About this exercise → Copy the listing exactly, leaving out every picture.

The data →

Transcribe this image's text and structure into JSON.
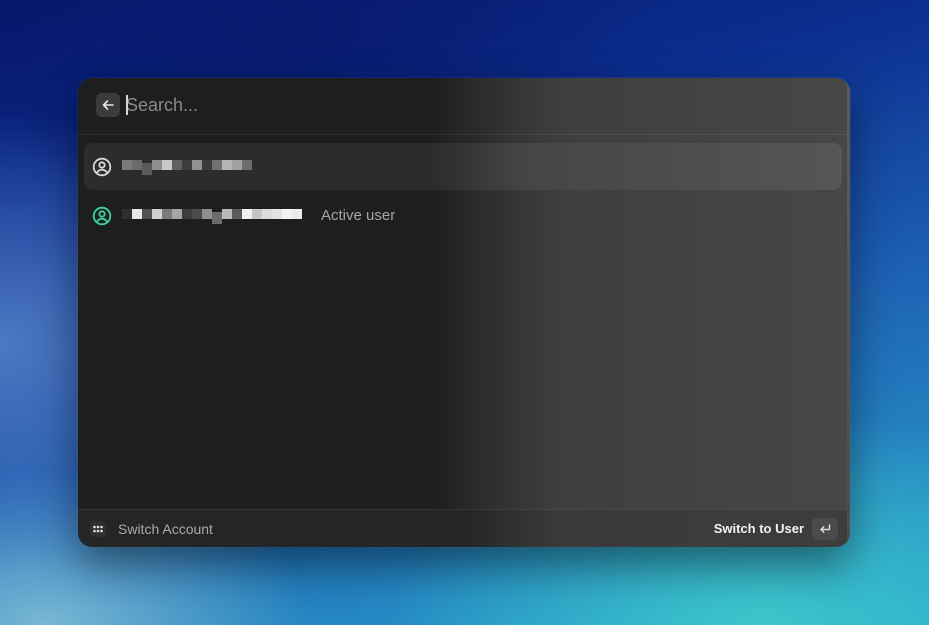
{
  "search": {
    "placeholder": "Search..."
  },
  "icons": {
    "back": "arrow-left-icon",
    "user": "person-circle-icon",
    "active_user": "person-circle-icon",
    "app": "dots-grid-icon",
    "enter": "return-key-icon"
  },
  "list": {
    "items": [
      {
        "name_redacted": true,
        "accessory": "",
        "selected": true
      },
      {
        "name_redacted": true,
        "accessory": "Active user",
        "selected": false
      }
    ]
  },
  "footer": {
    "title": "Switch Account",
    "primary_action": "Switch to User"
  },
  "colors": {
    "active_user_icon": "#3fd39a",
    "user_icon": "#d8d8d8"
  }
}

Response →
Transcribe this image's text and structure into JSON.
{
  "search": {
    "placeholder": "Search..."
  },
  "icons": {
    "back": "arrow-left-icon",
    "user": "person-circle-icon",
    "active_user": "person-circle-icon",
    "app": "dots-grid-icon",
    "enter": "return-key-icon"
  },
  "list": {
    "items": [
      {
        "name_redacted": true,
        "accessory": "",
        "selected": true
      },
      {
        "name_redacted": true,
        "accessory": "Active user",
        "selected": false
      }
    ]
  },
  "footer": {
    "title": "Switch Account",
    "primary_action": "Switch to User"
  },
  "colors": {
    "active_user_icon": "#3fd39a",
    "user_icon": "#d8d8d8"
  }
}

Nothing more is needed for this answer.